## Brief
Keeping every line intact, repeat the data word for word.

*** Opening Supplied records ***

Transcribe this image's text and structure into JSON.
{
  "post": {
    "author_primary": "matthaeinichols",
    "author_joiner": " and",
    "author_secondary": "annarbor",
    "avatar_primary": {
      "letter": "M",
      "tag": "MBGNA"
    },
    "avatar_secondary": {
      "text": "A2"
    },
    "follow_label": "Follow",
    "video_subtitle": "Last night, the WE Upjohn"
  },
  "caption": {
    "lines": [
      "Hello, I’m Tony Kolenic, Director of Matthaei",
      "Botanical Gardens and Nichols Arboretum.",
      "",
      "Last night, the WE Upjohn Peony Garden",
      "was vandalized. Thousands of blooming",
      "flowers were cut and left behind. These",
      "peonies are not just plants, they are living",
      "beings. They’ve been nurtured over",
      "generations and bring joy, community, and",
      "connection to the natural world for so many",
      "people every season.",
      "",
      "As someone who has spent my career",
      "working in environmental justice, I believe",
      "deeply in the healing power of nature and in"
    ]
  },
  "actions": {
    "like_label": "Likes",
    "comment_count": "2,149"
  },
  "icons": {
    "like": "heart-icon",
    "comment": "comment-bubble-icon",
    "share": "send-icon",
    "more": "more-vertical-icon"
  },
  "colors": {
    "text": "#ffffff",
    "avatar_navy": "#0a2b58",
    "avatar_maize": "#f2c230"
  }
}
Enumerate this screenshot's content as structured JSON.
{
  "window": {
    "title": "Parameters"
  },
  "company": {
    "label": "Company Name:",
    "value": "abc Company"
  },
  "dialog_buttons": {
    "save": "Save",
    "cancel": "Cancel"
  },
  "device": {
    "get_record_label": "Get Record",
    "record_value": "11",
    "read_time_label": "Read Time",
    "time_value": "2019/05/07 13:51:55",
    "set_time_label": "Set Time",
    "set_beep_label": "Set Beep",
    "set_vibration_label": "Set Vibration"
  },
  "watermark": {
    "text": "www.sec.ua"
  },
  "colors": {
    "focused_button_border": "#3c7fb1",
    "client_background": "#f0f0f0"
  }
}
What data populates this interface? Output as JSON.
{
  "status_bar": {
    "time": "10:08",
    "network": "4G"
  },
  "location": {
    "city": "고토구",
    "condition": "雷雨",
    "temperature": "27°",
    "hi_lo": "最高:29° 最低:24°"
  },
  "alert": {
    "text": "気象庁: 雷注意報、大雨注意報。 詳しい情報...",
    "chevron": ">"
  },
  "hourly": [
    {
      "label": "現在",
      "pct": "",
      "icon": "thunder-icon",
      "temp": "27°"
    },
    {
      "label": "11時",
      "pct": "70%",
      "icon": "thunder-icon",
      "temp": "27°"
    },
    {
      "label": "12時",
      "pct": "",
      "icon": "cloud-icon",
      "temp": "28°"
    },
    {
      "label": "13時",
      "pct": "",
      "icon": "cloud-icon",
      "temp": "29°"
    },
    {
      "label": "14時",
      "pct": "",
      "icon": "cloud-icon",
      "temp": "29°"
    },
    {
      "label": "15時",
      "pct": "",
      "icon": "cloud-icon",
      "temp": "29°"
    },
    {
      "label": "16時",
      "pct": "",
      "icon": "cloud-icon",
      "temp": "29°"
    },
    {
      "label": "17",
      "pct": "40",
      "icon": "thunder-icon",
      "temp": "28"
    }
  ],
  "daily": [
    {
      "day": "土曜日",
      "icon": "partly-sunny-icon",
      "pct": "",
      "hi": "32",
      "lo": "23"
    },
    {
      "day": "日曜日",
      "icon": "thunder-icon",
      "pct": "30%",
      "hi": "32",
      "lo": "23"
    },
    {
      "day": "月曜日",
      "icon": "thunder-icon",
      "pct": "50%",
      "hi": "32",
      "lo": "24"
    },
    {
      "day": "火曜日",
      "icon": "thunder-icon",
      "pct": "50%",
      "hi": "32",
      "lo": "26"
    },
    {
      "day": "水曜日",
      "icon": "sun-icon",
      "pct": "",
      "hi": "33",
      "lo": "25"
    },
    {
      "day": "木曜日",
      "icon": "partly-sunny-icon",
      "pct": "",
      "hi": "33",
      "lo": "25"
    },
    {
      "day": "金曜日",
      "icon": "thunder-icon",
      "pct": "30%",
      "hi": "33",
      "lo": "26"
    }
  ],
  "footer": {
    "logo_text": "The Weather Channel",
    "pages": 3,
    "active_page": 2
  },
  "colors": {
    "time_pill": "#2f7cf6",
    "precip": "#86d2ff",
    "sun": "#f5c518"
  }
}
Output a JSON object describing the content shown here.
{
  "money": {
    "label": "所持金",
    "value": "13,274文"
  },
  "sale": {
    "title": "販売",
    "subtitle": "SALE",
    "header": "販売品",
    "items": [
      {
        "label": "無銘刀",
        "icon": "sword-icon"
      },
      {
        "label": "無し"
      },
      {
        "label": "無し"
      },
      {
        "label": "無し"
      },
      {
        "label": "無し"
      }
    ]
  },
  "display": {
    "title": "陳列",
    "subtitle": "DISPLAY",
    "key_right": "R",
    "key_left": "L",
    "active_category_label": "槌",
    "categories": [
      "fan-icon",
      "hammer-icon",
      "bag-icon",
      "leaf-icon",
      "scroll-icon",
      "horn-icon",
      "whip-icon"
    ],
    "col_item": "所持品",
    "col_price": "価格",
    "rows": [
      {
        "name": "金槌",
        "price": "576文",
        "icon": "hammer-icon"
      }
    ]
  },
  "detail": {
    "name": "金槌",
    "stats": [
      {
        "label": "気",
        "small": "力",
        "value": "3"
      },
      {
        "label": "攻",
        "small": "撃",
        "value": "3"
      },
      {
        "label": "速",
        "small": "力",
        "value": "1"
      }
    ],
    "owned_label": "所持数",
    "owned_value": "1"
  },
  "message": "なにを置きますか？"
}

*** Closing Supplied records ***

## Response to this exercise
Transcribe this image's text and structure into JSON.
{
  "post": {
    "author_primary": "matthaeinichols",
    "author_joiner": " and",
    "author_secondary": "annarbor",
    "avatar_primary": {
      "letter": "M",
      "tag": "MBGNA"
    },
    "avatar_secondary": {
      "text": "A2"
    },
    "follow_label": "Follow",
    "video_subtitle": "Last night, the WE Upjohn"
  },
  "caption": {
    "lines": [
      "Hello, I’m Tony Kolenic, Director of Matthaei",
      "Botanical Gardens and Nichols Arboretum.",
      "",
      "Last night, the WE Upjohn Peony Garden",
      "was vandalized. Thousands of blooming",
      "flowers were cut and left behind. These",
      "peonies are not just plants, they are living",
      "beings. They’ve been nurtured over",
      "generations and bring joy, community, and",
      "connection to the natural world for so many",
      "people every season.",
      "",
      "As someone who has spent my career",
      "working in environmental justice, I believe",
      "deeply in the healing power of nature and in"
    ]
  },
  "actions": {
    "like_label": "Likes",
    "comment_count": "2,149"
  },
  "icons": {
    "like": "heart-icon",
    "comment": "comment-bubble-icon",
    "share": "send-icon",
    "more": "more-vertical-icon"
  },
  "colors": {
    "text": "#ffffff",
    "avatar_navy": "#0a2b58",
    "avatar_maize": "#f2c230"
  }
}
Enumerate this screenshot's content as structured JSON.
{
  "window": {
    "title": "Parameters"
  },
  "company": {
    "label": "Company Name:",
    "value": "abc Company"
  },
  "dialog_buttons": {
    "save": "Save",
    "cancel": "Cancel"
  },
  "device": {
    "get_record_label": "Get Record",
    "record_value": "11",
    "read_time_label": "Read Time",
    "time_value": "2019/05/07 13:51:55",
    "set_time_label": "Set Time",
    "set_beep_label": "Set Beep",
    "set_vibration_label": "Set Vibration"
  },
  "watermark": {
    "text": "www.sec.ua"
  },
  "colors": {
    "focused_button_border": "#3c7fb1",
    "client_background": "#f0f0f0"
  }
}
What data populates this interface? Output as JSON.
{
  "status_bar": {
    "time": "10:08",
    "network": "4G"
  },
  "location": {
    "city": "고토구",
    "condition": "雷雨",
    "temperature": "27°",
    "hi_lo": "最高:29° 最低:24°"
  },
  "alert": {
    "text": "気象庁: 雷注意報、大雨注意報。 詳しい情報...",
    "chevron": ">"
  },
  "hourly": [
    {
      "label": "現在",
      "pct": "",
      "icon": "thunder-icon",
      "temp": "27°"
    },
    {
      "label": "11時",
      "pct": "70%",
      "icon": "thunder-icon",
      "temp": "27°"
    },
    {
      "label": "12時",
      "pct": "",
      "icon": "cloud-icon",
      "temp": "28°"
    },
    {
      "label": "13時",
      "pct": "",
      "icon": "cloud-icon",
      "temp": "29°"
    },
    {
      "label": "14時",
      "pct": "",
      "icon": "cloud-icon",
      "temp": "29°"
    },
    {
      "label": "15時",
      "pct": "",
      "icon": "cloud-icon",
      "temp": "29°"
    },
    {
      "label": "16時",
      "pct": "",
      "icon": "cloud-icon",
      "temp": "29°"
    },
    {
      "label": "17",
      "pct": "40",
      "icon": "thunder-icon",
      "temp": "28"
    }
  ],
  "daily": [
    {
      "day": "土曜日",
      "icon": "partly-sunny-icon",
      "pct": "",
      "hi": "32",
      "lo": "23"
    },
    {
      "day": "日曜日",
      "icon": "thunder-icon",
      "pct": "30%",
      "hi": "32",
      "lo": "23"
    },
    {
      "day": "月曜日",
      "icon": "thunder-icon",
      "pct": "50%",
      "hi": "32",
      "lo": "24"
    },
    {
      "day": "火曜日",
      "icon": "thunder-icon",
      "pct": "50%",
      "hi": "32",
      "lo": "26"
    },
    {
      "day": "水曜日",
      "icon": "sun-icon",
      "pct": "",
      "hi": "33",
      "lo": "25"
    },
    {
      "day": "木曜日",
      "icon": "partly-sunny-icon",
      "pct": "",
      "hi": "33",
      "lo": "25"
    },
    {
      "day": "金曜日",
      "icon": "thunder-icon",
      "pct": "30%",
      "hi": "33",
      "lo": "26"
    }
  ],
  "footer": {
    "logo_text": "The Weather Channel",
    "pages": 3,
    "active_page": 2
  },
  "colors": {
    "time_pill": "#2f7cf6",
    "precip": "#86d2ff",
    "sun": "#f5c518"
  }
}
Output a JSON object describing the content shown here.
{
  "money": {
    "label": "所持金",
    "value": "13,274文"
  },
  "sale": {
    "title": "販売",
    "subtitle": "SALE",
    "header": "販売品",
    "items": [
      {
        "label": "無銘刀",
        "icon": "sword-icon"
      },
      {
        "label": "無し"
      },
      {
        "label": "無し"
      },
      {
        "label": "無し"
      },
      {
        "label": "無し"
      }
    ]
  },
  "display": {
    "title": "陳列",
    "subtitle": "DISPLAY",
    "key_right": "R",
    "key_left": "L",
    "active_category_label": "槌",
    "categories": [
      "fan-icon",
      "hammer-icon",
      "bag-icon",
      "leaf-icon",
      "scroll-icon",
      "horn-icon",
      "whip-icon"
    ],
    "col_item": "所持品",
    "col_price": "価格",
    "rows": [
      {
        "name": "金槌",
        "price": "576文",
        "icon": "hammer-icon"
      }
    ]
  },
  "detail": {
    "name": "金槌",
    "stats": [
      {
        "label": "気",
        "small": "力",
        "value": "3"
      },
      {
        "label": "攻",
        "small": "撃",
        "value": "3"
      },
      {
        "label": "速",
        "small": "力",
        "value": "1"
      }
    ],
    "owned_label": "所持数",
    "owned_value": "1"
  },
  "message": "なにを置きますか？"
}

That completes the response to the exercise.